── GIVEN RECORDS ──

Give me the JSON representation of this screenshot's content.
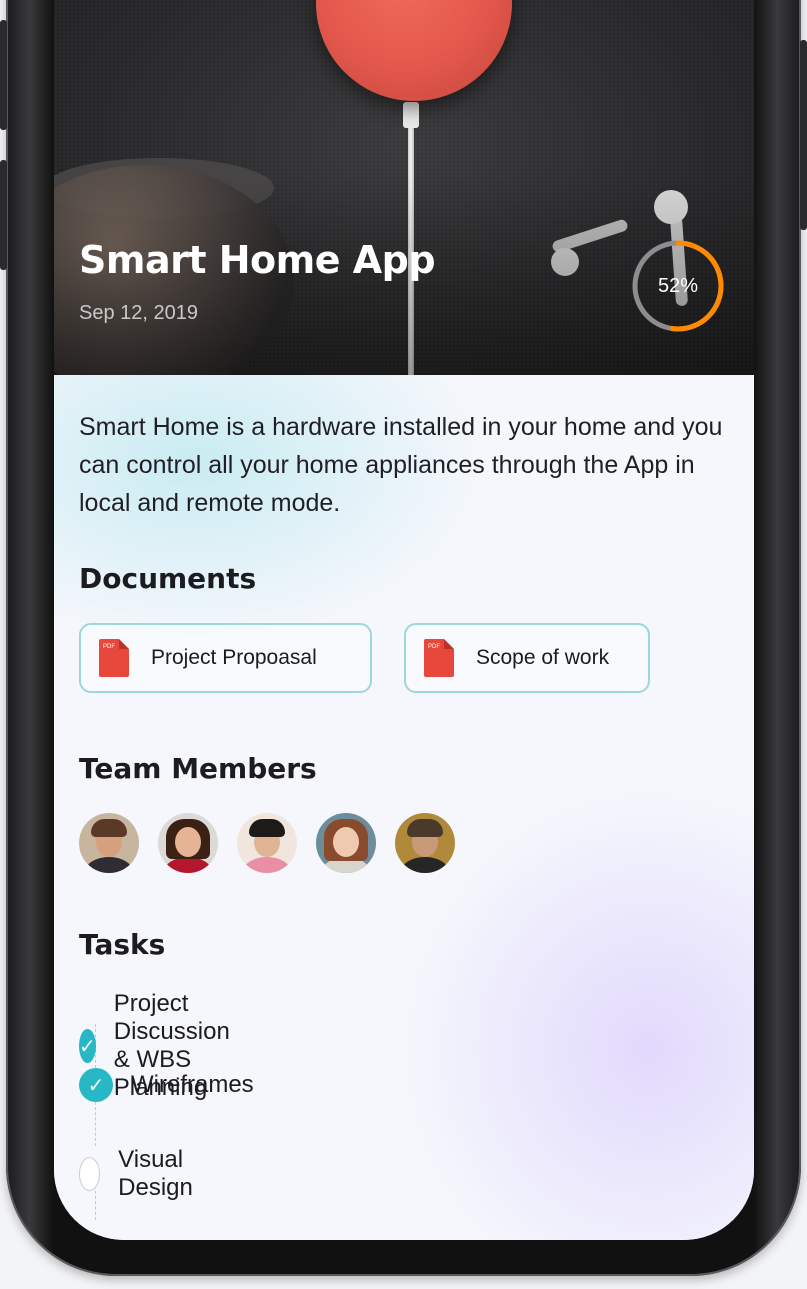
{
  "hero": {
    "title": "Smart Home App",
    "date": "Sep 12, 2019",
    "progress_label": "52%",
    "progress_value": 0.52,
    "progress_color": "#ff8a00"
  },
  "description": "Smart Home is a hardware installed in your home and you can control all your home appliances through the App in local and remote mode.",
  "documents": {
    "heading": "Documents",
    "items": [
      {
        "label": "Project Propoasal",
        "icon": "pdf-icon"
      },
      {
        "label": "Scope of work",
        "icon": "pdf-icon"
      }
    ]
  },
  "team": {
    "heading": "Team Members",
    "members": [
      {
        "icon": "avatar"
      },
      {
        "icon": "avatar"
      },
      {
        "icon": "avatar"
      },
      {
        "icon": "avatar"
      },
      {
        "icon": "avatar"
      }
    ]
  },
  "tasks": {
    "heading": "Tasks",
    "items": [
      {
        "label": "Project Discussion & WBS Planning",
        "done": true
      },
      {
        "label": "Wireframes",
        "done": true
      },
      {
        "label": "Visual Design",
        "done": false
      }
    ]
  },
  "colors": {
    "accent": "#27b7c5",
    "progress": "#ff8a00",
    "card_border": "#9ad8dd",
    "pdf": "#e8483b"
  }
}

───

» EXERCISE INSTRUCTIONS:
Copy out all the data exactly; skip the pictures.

» OUTPUT OF THE EXERCISE:
Give me the JSON representation of this screenshot's content.
{
  "hero": {
    "title": "Smart Home App",
    "date": "Sep 12, 2019",
    "progress_label": "52%",
    "progress_value": 0.52,
    "progress_color": "#ff8a00"
  },
  "description": "Smart Home is a hardware installed in your home and you can control all your home appliances through the App in local and remote mode.",
  "documents": {
    "heading": "Documents",
    "items": [
      {
        "label": "Project Propoasal",
        "icon": "pdf-icon"
      },
      {
        "label": "Scope of work",
        "icon": "pdf-icon"
      }
    ]
  },
  "team": {
    "heading": "Team Members",
    "members": [
      {
        "icon": "avatar"
      },
      {
        "icon": "avatar"
      },
      {
        "icon": "avatar"
      },
      {
        "icon": "avatar"
      },
      {
        "icon": "avatar"
      }
    ]
  },
  "tasks": {
    "heading": "Tasks",
    "items": [
      {
        "label": "Project Discussion & WBS Planning",
        "done": true
      },
      {
        "label": "Wireframes",
        "done": true
      },
      {
        "label": "Visual Design",
        "done": false
      }
    ]
  },
  "colors": {
    "accent": "#27b7c5",
    "progress": "#ff8a00",
    "card_border": "#9ad8dd",
    "pdf": "#e8483b"
  }
}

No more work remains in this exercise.